Opaque means impenetrable to light and refers to the dark, inky, impenetrable color of our family’s award-winning wines. Our mission is to reveal the deep, dark, and bold flavors in every bottle.
The Riboli Family has made a steadfast commitment to producing the highest quality grapes from estate vineyards in two of the most prestigious regions along California’s central coast: Monterey and Paso Robles. Opaque Wines sourced from Paso Robles estate vineyards are meticulously farmed to yield grapes with concentrated flavors and aromas and our winemaking techniques create unique wines of the highest quality and character. They pay special attention to the cultivation of their vineyards, confident you’ll taste the fruits of their passion in the complexity of their wines.
Paso Robles has made a name for itself as a source of supple, powerful, fruit-driven wines. But with eleven smaller sub-AVAs, there is actually quite a bit of diversity to be found in this inland portion of California’s Central Coast.

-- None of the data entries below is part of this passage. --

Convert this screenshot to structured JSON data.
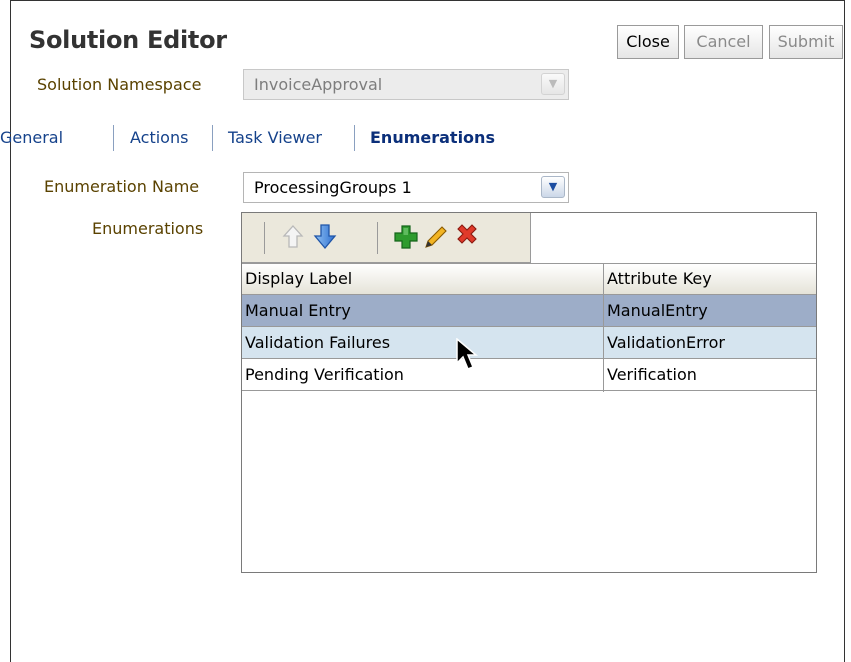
{
  "editor": {
    "title": "Solution Editor",
    "namespace_label": "Solution Namespace",
    "namespace_value": "InvoiceApproval",
    "buttons": {
      "close": "Close",
      "cancel": "Cancel",
      "submit": "Submit"
    }
  },
  "tabs": [
    {
      "label": "General",
      "active": false
    },
    {
      "label": "Actions",
      "active": false
    },
    {
      "label": "Task Viewer",
      "active": false
    },
    {
      "label": "Enumerations",
      "active": true
    }
  ],
  "enumeration": {
    "name_label": "Enumeration Name",
    "name_value": "ProcessingGroups 1",
    "list_label": "Enumerations"
  },
  "toolbar": {
    "icons": [
      "move-up-icon",
      "move-down-icon",
      "add-icon",
      "edit-icon",
      "delete-icon"
    ]
  },
  "table": {
    "columns": [
      "Display Label",
      "Attribute Key"
    ],
    "rows": [
      {
        "display": "Manual Entry",
        "key": "ManualEntry",
        "state": "selected"
      },
      {
        "display": "Validation Failures",
        "key": "ValidationError",
        "state": "hover"
      },
      {
        "display": "Pending Verification",
        "key": "Verification",
        "state": "normal"
      }
    ]
  },
  "colors": {
    "selected_row": "#9dadc8",
    "hover_row": "#d5e4ef",
    "label_text": "#5a4200",
    "tab_link": "#15428b"
  }
}
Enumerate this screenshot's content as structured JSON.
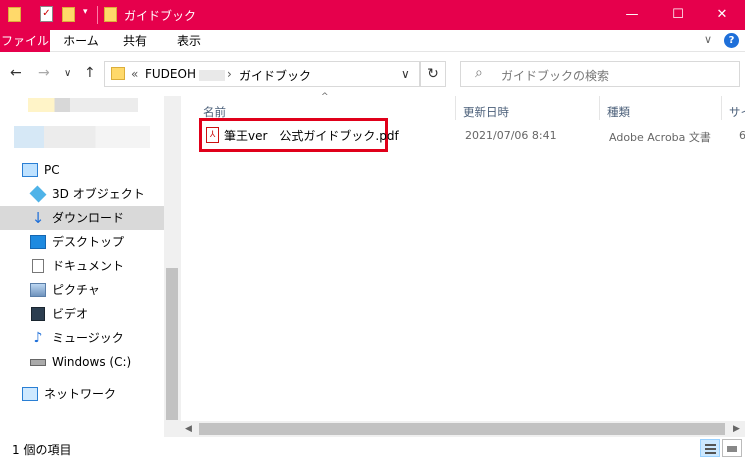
{
  "window": {
    "title": "ガイドブック",
    "controls": {
      "minimize": "—",
      "maximize": "☐",
      "close": "✕"
    },
    "quick_access": {
      "dropdown": "▾"
    }
  },
  "ribbon": {
    "tabs": [
      "ファイル",
      "ホーム",
      "共有",
      "表示"
    ],
    "chevron": "∨",
    "help": "?"
  },
  "nav": {
    "back": "←",
    "forward": "→",
    "recent": "∨",
    "up": "↑",
    "breadcrumb": [
      "«",
      "FUDEOH",
      "›",
      "ガイドブック"
    ],
    "address_dropdown": "∨",
    "refresh": "↻",
    "search_placeholder": "ガイドブックの検索",
    "search_icon": "⌕"
  },
  "navpane": {
    "items": [
      {
        "label": "PC",
        "icon": "pc-icon"
      },
      {
        "label": "3D オブジェクト",
        "icon": "3d-objects-icon"
      },
      {
        "label": "ダウンロード",
        "icon": "download-icon",
        "selected": true
      },
      {
        "label": "デスクトップ",
        "icon": "desktop-icon"
      },
      {
        "label": "ドキュメント",
        "icon": "documents-icon"
      },
      {
        "label": "ピクチャ",
        "icon": "pictures-icon"
      },
      {
        "label": "ビデオ",
        "icon": "videos-icon"
      },
      {
        "label": "ミュージック",
        "icon": "music-icon"
      },
      {
        "label": "Windows (C:)",
        "icon": "drive-icon"
      },
      {
        "label": "ネットワーク",
        "icon": "network-icon"
      }
    ]
  },
  "filelist": {
    "sort_arrow": "^",
    "columns": [
      "名前",
      "更新日時",
      "種類",
      "サイ"
    ],
    "files": [
      {
        "name": "筆王ver　公式ガイドブック.pdf",
        "modified": "2021/07/06 8:41",
        "type": "Adobe Acroba 文書",
        "size": "6"
      }
    ],
    "highlight_color": "#e0001a"
  },
  "status": {
    "item_count": "1 個の項目"
  },
  "colors": {
    "titlebar": "#e6004c",
    "selected": "#d9d9d9",
    "highlight": "#e0001a"
  }
}
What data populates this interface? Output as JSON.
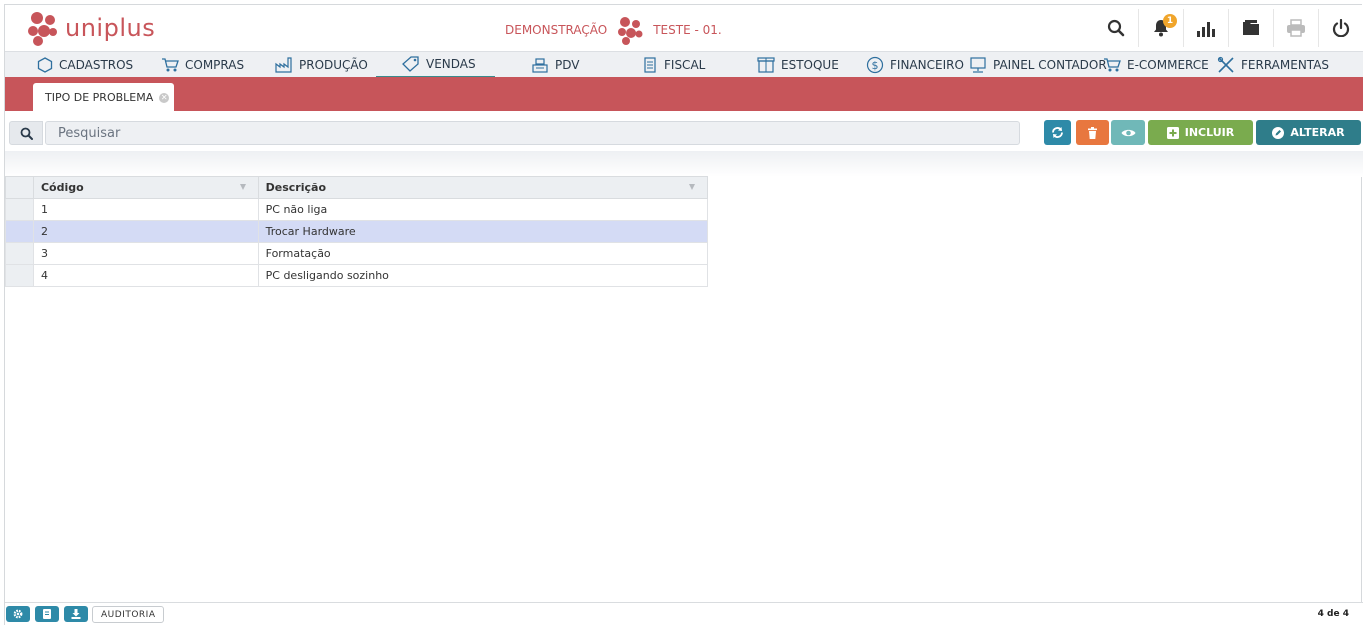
{
  "app": {
    "name": "uniplus"
  },
  "header": {
    "environment": "DEMONSTRAÇÃO",
    "company": "TESTE - 01.",
    "notification_count": "1"
  },
  "menu": [
    {
      "label": "CADASTROS",
      "icon": "hexagon-icon"
    },
    {
      "label": "COMPRAS",
      "icon": "cart-icon"
    },
    {
      "label": "PRODUÇÃO",
      "icon": "factory-icon"
    },
    {
      "label": "VENDAS",
      "icon": "tag-icon",
      "active": true
    },
    {
      "label": "PDV",
      "icon": "register-icon"
    },
    {
      "label": "FISCAL",
      "icon": "document-icon"
    },
    {
      "label": "ESTOQUE",
      "icon": "box-icon"
    },
    {
      "label": "FINANCEIRO",
      "icon": "dollar-icon"
    },
    {
      "label": "PAINEL CONTADOR",
      "icon": "monitor-icon"
    },
    {
      "label": "E-COMMERCE",
      "icon": "cart-icon"
    },
    {
      "label": "FERRAMENTAS",
      "icon": "tools-icon"
    }
  ],
  "tab": {
    "label": "TIPO DE PROBLEMA"
  },
  "search": {
    "placeholder": "Pesquisar"
  },
  "toolbar": {
    "incluir_label": "INCLUIR",
    "alterar_label": "ALTERAR"
  },
  "table": {
    "columns": [
      "Código",
      "Descrição"
    ],
    "rows": [
      [
        "1",
        "PC não liga"
      ],
      [
        "2",
        "Trocar Hardware"
      ],
      [
        "3",
        "Formatação"
      ],
      [
        "4",
        "PC desligando sozinho"
      ]
    ],
    "selected_row": 1
  },
  "footer": {
    "audit_label": "AUDITORIA",
    "record_count": "4 de 4"
  },
  "colors": {
    "brand": "#c7555a",
    "teal": "#2e8aa8",
    "orange": "#e8773f",
    "green": "#7aab4e",
    "dark_teal": "#2f7d8a"
  }
}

Just east over the Santa Lucia Mountains from the chilly Pacific Ocean, lie the coolest in the region: Adelaida, Templeton Gap and (Paso Robles) Willow Creek Districts, as well as York Mountain AVA and Santa Margarita Ranch. These all experience more ocean fog, wind and precipitation compared to the rest of the Paso sub-appellations. The San Miguel, (Paso Robles) Estrella, (Paso Robles) Geneso, (Paso Robles) Highlands, El Pomar and Creston Districts, along with San Juan Creek, are the hotter, more western appellations of the greater Paso Robles AVA.
This is mostly red wine country, with Cabernet Sauvignon and Zinfandel standing out as the star performers. Other popular varieties include Merlot, Petite Sirah, Petit Verdot, Syrah, Grenache and Rhône blends, both red and white. There is a fairly uniform tendency here towards wines that are unapologetically bold and opulently fruit-driven, albeit with a surprising amount of acidity thanks to the region’s chilly nighttime temperatures.
Producing full-bodied, rustic and deeply colored reds, Petit Verdot is one of the original Bordeaux varieties. Its bold structure, color and aromatics allow it to make a significant difference in blends with Cabernet Sauvignon, Merlot, Malbec and Cabernet Franc—even in modest amounts. While it isn’t planted in Bordeaux in great quantities anymore, it is showing a small revival in well-tended vineyards there. Petit Verdot can also produce phenomenal single-varietal wines in the hotter and drier subregions of Australia, South America, California and Washington State.
In the Glass
Petit Verdot makes an intriguing wine with qualities of blackberry, plum, blueberry or black cherry as well as violets and dried sage. Its thick skins result in a highly structured wine with tannins ranging from smooth to grainy, which take well to oak aging.
Roasted pork or grilled lamb kabobs, as well as barbeque and Mole dishes are wonderful. Hard and salty cheeses such as Pecorino, Manchego or aged cheddar can make fun pairings alongside Petit Verdot.
Petit Verdot finds a happy home also in some regions of Spain and Portugal. It is well regarded in Spain’s Castilla-La Mancha and Catalunya as well as in in Portugal’s Alentejo where it blends well with the regions' indigenous varieties.